Start of Data extracts

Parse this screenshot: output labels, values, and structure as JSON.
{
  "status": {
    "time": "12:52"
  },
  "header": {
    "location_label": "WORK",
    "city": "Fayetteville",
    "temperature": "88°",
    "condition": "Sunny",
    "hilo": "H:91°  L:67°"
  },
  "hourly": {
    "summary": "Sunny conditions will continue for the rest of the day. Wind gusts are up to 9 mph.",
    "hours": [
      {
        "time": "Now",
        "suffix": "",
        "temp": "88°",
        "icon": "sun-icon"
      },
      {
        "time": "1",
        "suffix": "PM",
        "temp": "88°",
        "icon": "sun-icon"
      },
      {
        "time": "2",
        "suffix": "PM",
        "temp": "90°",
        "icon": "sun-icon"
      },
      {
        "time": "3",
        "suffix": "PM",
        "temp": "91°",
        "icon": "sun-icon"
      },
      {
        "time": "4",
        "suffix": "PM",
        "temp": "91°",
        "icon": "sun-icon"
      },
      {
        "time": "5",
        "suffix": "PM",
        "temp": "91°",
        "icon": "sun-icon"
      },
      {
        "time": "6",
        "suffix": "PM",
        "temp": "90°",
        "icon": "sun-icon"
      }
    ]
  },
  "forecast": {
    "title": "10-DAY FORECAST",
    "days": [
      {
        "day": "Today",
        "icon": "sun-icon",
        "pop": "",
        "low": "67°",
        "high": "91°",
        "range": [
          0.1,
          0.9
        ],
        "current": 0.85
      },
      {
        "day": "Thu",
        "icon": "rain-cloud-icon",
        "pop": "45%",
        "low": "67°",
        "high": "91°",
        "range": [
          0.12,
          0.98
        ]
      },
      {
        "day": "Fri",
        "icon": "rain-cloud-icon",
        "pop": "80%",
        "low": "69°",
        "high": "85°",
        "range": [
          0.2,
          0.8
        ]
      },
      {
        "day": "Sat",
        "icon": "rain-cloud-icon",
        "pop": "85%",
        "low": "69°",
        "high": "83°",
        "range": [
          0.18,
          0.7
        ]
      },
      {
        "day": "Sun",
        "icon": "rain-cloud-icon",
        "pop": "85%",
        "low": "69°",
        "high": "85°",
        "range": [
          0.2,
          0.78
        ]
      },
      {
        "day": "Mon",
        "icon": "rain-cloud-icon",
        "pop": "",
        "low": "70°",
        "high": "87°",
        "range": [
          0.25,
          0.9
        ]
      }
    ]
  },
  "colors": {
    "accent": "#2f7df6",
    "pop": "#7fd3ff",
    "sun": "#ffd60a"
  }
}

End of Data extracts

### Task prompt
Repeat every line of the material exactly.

### The answer
Parse this screenshot: output labels, values, and structure as JSON.
{
  "status": {
    "time": "12:52"
  },
  "header": {
    "location_label": "WORK",
    "city": "Fayetteville",
    "temperature": "88°",
    "condition": "Sunny",
    "hilo": "H:91°  L:67°"
  },
  "hourly": {
    "summary": "Sunny conditions will continue for the rest of the day. Wind gusts are up to 9 mph.",
    "hours": [
      {
        "time": "Now",
        "suffix": "",
        "temp": "88°",
        "icon": "sun-icon"
      },
      {
        "time": "1",
        "suffix": "PM",
        "temp": "88°",
        "icon": "sun-icon"
      },
      {
        "time": "2",
        "suffix": "PM",
        "temp": "90°",
        "icon": "sun-icon"
      },
      {
        "time": "3",
        "suffix": "PM",
        "temp": "91°",
        "icon": "sun-icon"
      },
      {
        "time": "4",
        "suffix": "PM",
        "temp": "91°",
        "icon": "sun-icon"
      },
      {
        "time": "5",
        "suffix": "PM",
        "temp": "91°",
        "icon": "sun-icon"
      },
      {
        "time": "6",
        "suffix": "PM",
        "temp": "90°",
        "icon": "sun-icon"
      }
    ]
  },
  "forecast": {
    "title": "10-DAY FORECAST",
    "days": [
      {
        "day": "Today",
        "icon": "sun-icon",
        "pop": "",
        "low": "67°",
        "high": "91°",
        "range": [
          0.1,
          0.9
        ],
        "current": 0.85
      },
      {
        "day": "Thu",
        "icon": "rain-cloud-icon",
        "pop": "45%",
        "low": "67°",
        "high": "91°",
        "range": [
          0.12,
          0.98
        ]
      },
      {
        "day": "Fri",
        "icon": "rain-cloud-icon",
        "pop": "80%",
        "low": "69°",
        "high": "85°",
        "range": [
          0.2,
          0.8
        ]
      },
      {
        "day": "Sat",
        "icon": "rain-cloud-icon",
        "pop": "85%",
        "low": "69°",
        "high": "83°",
        "range": [
          0.18,
          0.7
        ]
      },
      {
        "day": "Sun",
        "icon": "rain-cloud-icon",
        "pop": "85%",
        "low": "69°",
        "high": "85°",
        "range": [
          0.2,
          0.78
        ]
      },
      {
        "day": "Mon",
        "icon": "rain-cloud-icon",
        "pop": "",
        "low": "70°",
        "high": "87°",
        "range": [
          0.25,
          0.9
        ]
      }
    ]
  },
  "colors": {
    "accent": "#2f7df6",
    "pop": "#7fd3ff",
    "sun": "#ffd60a"
  }
}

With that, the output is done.